Among other spots here and in Europe, McMillan worked at the legendary Les Caprices de Nicolas, under the tutelage of the late Nicolas Jongleux, who died by suicide. As did McMillan buddy and mentor Anthony Bourdain.

“There have been a hell of a lot of suicides. Quite a bit of drug overdoses. Lots of drug abuse and alcoholism. I’m pretty damaged, but health-wise I’m good.”

He did a stint in rehab three years ago. Now he will only drink some wine “maybe once a month on special occasions under strict, supervisory conditions.”

“I like waking up at 5 a.m. at the farm. I’m in bed at 7:30, 8 at night, often before my daughters. … We were not working 35, 40 hours a week before. There were 80 hours a week, if not 100. … Seeing the sun rise now is a new thing for me.”

Could he ever be enticed back to the trade?

“Maybe this is an intermission. Maybe I just need 36 months off. Maybe I will open a 12-seat restaurant at the farm one day. … But it’s such a young man’s game now. Part of my brain thinks it’s 16 years old, and I can do it. But the reality is that even when I do cook for five or six people at the farm, my back hurts, my knees hurt, my ankles hurt. I’m not as sharp as I used to be. I’m not in my apex, predator mode.

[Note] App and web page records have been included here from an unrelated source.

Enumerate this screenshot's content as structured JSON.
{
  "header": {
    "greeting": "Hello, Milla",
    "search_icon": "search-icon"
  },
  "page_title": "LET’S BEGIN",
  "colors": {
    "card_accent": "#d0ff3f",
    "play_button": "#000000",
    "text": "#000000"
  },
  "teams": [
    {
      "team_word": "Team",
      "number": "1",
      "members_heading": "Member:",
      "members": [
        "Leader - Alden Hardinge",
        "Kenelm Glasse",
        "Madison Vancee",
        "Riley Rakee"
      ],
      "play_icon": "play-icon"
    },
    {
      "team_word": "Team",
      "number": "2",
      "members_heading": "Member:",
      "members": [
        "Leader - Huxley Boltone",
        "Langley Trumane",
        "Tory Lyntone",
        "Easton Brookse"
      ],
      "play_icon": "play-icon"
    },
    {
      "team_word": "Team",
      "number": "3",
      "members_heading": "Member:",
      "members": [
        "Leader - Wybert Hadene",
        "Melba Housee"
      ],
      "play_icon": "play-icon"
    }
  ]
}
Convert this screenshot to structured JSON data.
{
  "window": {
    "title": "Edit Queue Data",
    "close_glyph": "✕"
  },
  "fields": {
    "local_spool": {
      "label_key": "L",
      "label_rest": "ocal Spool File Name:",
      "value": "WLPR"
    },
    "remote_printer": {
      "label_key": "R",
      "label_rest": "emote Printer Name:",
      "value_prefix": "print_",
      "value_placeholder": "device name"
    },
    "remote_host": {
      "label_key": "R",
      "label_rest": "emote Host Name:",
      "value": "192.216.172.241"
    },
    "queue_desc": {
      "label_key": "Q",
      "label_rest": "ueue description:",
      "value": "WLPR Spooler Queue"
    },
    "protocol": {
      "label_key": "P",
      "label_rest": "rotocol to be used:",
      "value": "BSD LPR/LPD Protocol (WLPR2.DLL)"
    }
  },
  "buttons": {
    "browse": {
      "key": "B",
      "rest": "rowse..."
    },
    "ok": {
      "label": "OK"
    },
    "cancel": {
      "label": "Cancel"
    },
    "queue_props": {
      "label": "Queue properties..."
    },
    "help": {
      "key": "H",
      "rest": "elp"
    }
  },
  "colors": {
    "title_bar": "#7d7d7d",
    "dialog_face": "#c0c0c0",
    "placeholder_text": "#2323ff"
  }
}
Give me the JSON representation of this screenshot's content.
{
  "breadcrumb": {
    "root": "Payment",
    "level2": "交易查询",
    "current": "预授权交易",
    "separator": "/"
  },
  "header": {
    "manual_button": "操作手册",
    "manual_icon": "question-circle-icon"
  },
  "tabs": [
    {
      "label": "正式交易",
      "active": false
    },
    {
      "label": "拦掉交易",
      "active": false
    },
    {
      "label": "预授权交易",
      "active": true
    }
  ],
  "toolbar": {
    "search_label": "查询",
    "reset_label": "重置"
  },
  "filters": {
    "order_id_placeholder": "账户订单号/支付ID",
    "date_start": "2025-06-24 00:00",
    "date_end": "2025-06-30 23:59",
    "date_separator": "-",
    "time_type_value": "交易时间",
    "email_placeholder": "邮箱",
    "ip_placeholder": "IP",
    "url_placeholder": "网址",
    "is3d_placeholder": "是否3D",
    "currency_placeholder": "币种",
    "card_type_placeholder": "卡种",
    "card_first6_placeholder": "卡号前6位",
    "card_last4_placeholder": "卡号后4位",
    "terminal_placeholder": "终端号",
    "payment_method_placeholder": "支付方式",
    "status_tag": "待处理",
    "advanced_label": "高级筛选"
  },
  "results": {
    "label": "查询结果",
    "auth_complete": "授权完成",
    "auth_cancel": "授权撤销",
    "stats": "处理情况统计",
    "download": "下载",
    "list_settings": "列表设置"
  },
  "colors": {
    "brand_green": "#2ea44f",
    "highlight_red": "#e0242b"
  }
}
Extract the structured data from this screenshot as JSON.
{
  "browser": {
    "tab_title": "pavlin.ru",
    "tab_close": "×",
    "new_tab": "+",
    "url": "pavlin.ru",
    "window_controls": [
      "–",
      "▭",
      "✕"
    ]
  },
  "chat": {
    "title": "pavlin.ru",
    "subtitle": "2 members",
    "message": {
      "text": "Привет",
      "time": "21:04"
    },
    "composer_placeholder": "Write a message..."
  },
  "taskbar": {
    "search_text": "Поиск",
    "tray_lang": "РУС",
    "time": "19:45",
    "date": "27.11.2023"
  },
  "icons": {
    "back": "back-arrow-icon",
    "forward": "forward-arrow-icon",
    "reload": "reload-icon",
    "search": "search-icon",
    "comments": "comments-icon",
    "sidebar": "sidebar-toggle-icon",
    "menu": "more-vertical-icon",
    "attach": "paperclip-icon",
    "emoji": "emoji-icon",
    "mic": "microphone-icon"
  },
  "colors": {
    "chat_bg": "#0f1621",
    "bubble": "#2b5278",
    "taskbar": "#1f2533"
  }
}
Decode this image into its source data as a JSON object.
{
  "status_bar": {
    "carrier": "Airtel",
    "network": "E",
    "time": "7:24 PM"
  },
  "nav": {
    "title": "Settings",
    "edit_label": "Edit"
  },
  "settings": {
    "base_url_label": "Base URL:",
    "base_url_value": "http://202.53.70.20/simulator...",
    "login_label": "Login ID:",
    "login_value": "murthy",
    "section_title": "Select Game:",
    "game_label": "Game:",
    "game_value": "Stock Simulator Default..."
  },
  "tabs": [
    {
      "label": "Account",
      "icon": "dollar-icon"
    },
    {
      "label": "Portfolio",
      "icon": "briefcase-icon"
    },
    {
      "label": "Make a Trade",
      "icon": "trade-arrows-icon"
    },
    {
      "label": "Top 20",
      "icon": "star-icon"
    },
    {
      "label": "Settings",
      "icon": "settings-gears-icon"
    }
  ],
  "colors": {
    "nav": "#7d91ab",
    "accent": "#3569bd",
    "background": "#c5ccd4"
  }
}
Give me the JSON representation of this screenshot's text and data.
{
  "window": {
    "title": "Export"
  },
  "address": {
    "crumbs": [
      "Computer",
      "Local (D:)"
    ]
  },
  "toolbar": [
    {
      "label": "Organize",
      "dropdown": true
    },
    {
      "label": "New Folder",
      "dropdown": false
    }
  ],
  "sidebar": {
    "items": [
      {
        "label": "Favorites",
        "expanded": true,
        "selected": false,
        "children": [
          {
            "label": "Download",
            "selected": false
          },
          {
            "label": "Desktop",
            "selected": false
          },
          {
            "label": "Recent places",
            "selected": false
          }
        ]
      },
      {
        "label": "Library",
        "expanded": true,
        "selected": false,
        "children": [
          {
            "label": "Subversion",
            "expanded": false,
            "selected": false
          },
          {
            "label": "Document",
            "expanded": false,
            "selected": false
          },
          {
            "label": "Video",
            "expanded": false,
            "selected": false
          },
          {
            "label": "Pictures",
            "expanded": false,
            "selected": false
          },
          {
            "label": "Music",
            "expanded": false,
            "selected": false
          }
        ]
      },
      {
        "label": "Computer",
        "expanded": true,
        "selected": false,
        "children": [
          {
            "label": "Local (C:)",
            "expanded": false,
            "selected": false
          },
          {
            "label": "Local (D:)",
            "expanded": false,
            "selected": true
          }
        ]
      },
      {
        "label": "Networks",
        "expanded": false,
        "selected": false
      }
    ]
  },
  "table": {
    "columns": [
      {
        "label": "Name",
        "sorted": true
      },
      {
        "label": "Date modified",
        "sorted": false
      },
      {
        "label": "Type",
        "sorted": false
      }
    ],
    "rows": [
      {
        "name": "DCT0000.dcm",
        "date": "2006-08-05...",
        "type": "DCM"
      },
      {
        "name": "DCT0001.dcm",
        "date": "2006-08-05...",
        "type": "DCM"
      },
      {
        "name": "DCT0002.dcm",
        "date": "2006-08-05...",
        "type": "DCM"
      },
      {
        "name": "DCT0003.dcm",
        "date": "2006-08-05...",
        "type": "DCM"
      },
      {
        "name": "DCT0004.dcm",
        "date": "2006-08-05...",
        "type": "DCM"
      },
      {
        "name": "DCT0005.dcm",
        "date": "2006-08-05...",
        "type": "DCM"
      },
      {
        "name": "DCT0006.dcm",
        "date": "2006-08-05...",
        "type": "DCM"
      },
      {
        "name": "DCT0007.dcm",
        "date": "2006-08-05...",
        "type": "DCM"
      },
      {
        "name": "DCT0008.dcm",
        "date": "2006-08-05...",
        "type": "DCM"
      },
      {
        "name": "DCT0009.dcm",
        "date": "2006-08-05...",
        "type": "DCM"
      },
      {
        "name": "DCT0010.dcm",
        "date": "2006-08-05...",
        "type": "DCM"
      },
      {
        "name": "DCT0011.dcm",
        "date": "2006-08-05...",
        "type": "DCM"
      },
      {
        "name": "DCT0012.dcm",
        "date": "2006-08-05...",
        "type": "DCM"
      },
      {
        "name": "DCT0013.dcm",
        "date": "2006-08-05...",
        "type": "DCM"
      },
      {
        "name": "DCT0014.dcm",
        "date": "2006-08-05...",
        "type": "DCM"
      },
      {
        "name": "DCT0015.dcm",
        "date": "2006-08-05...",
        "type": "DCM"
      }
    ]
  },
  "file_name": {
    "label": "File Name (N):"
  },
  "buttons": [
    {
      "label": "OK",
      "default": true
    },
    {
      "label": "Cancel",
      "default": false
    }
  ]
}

“When I come into the city now, dread fills my heart. I’m too old to find parking. But my heart fills with joy when I’m driving down a dirt road and I see deer and wild turkeys. And see the horizon. I spent 12 hours a day inside a window-less, white-tiled room with stainless steel and six-burner stoves. Being able to walk away from the restaurant business sometimes feels like walking away from jail.”